Now, open a command prompt and type:
gpg –verify yourPath/Putty.sig yourPath/PuttyInstaller.exe.
You should see something like this:
It shows a good signature. It also shows a warning that the key isn't certified as trusted. That means it hasn't been trusted by a CA known to your machine nor has it been formally, on your machine, trusted by you. You can make this warning go away by trusting the Putty.asc public key from the Key Manager. Doing so will not improve the intrinsic trustworthiness of the signature. By downloading it and considering it worthy for verifying a file's signature you have already, perhaps haplessly, given it your trust. Be mindful of how signature files and public keys are delivered (https and check the address).
With Linux, I prefer to manage keys with the handy Seahorse GUI. Most often, it is already installed on your distribution. If not, sudo apt-get install seahorse. Let's verify a Truecrypt download. Go to the Truecrypt downloads page. Under Linux, pick the standard 32 bit package. Also, click/save the PGP Signature. At the bottom of the page is a link: “Source code, language packs, past versions, public key.” Go there, find “TrueCrypt-Foundation-Public-Key.asc,” and download the link. Open seahorse (type seahorse into terminal) and File → import the Truecrypt.asc file. Now you can verify the download file from the terminal with:
~$ gpg --verify thePath/TruecryptSigFile.sig thePath/TruecryptPackage.tar.gx.
As with the Windows example above, the key is not certified. You are the CA. Use Seahorse to make it a formality if you want.
Using digital signatures is considerably safer than innocently trusting Internet downloads.
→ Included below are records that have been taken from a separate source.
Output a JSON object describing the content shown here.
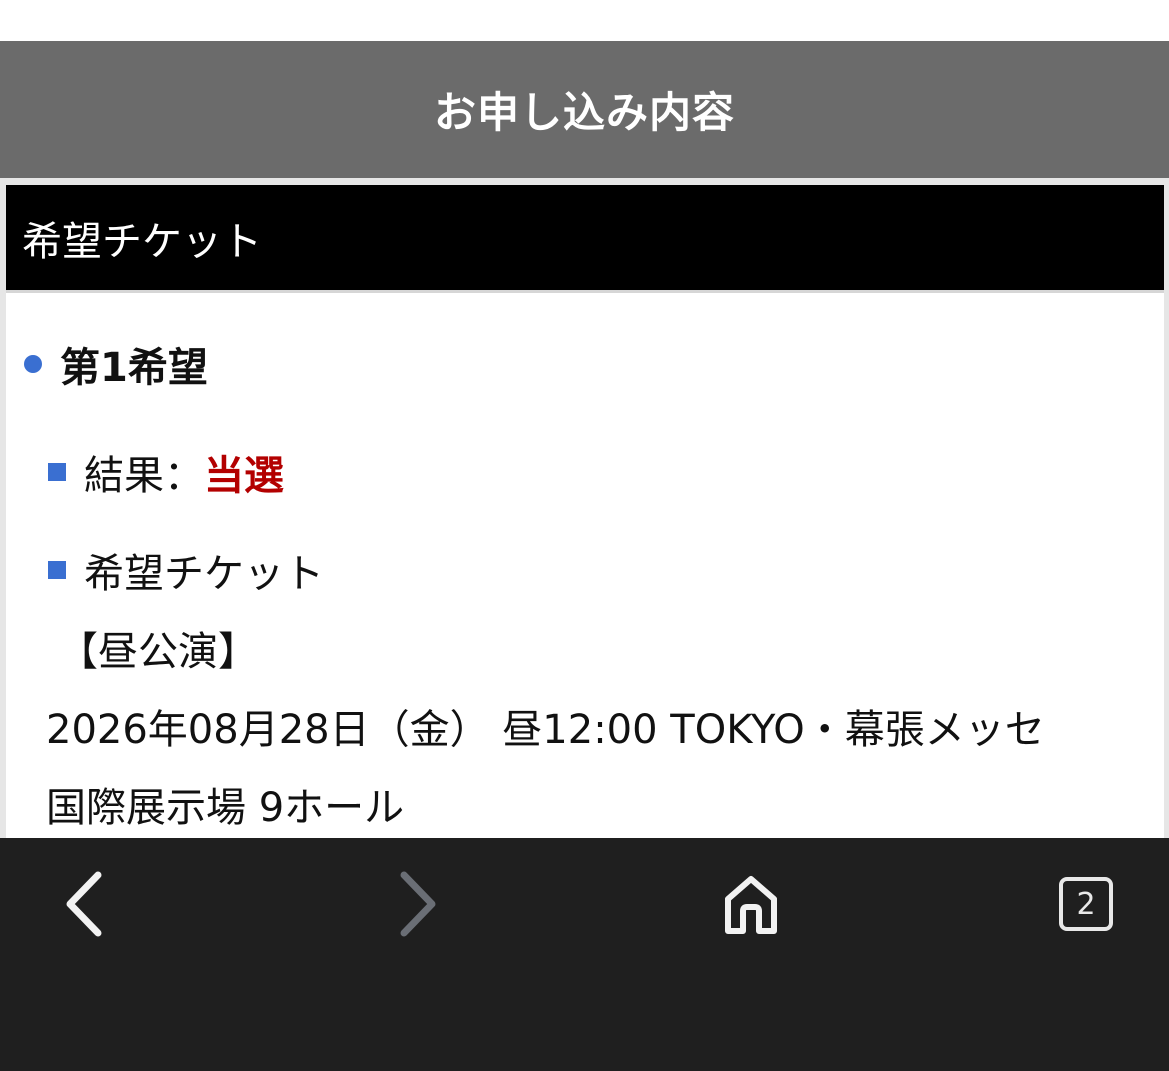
{
  "header": {
    "title": "お申し込み内容"
  },
  "section": {
    "title": "希望チケット"
  },
  "choice": {
    "title": "第1希望",
    "result_label": "結果：",
    "result_value": "当選",
    "ticket_label": "希望チケット",
    "performance": "【昼公演】",
    "detail_line1": "2026年08月28日（金） 昼12:00 TOKYO・幕張メッセ",
    "detail_line2": "国際展示場 9ホール"
  },
  "toolbar": {
    "back_icon": "chevron-left-icon",
    "forward_icon": "chevron-right-icon",
    "home_icon": "home-icon",
    "tab_count": "2"
  },
  "colors": {
    "header_bg": "#6b6b6b",
    "section_bg": "#000000",
    "accent_blue": "#3a6fd1",
    "result_red": "#b30000",
    "toolbar_bg": "#1f1f1f"
  }
}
Having a digital signature is not sufficient for knowing a file is benevolent? Bad guys can have public keys too and there are counterfeit keys that sign counterfeit software.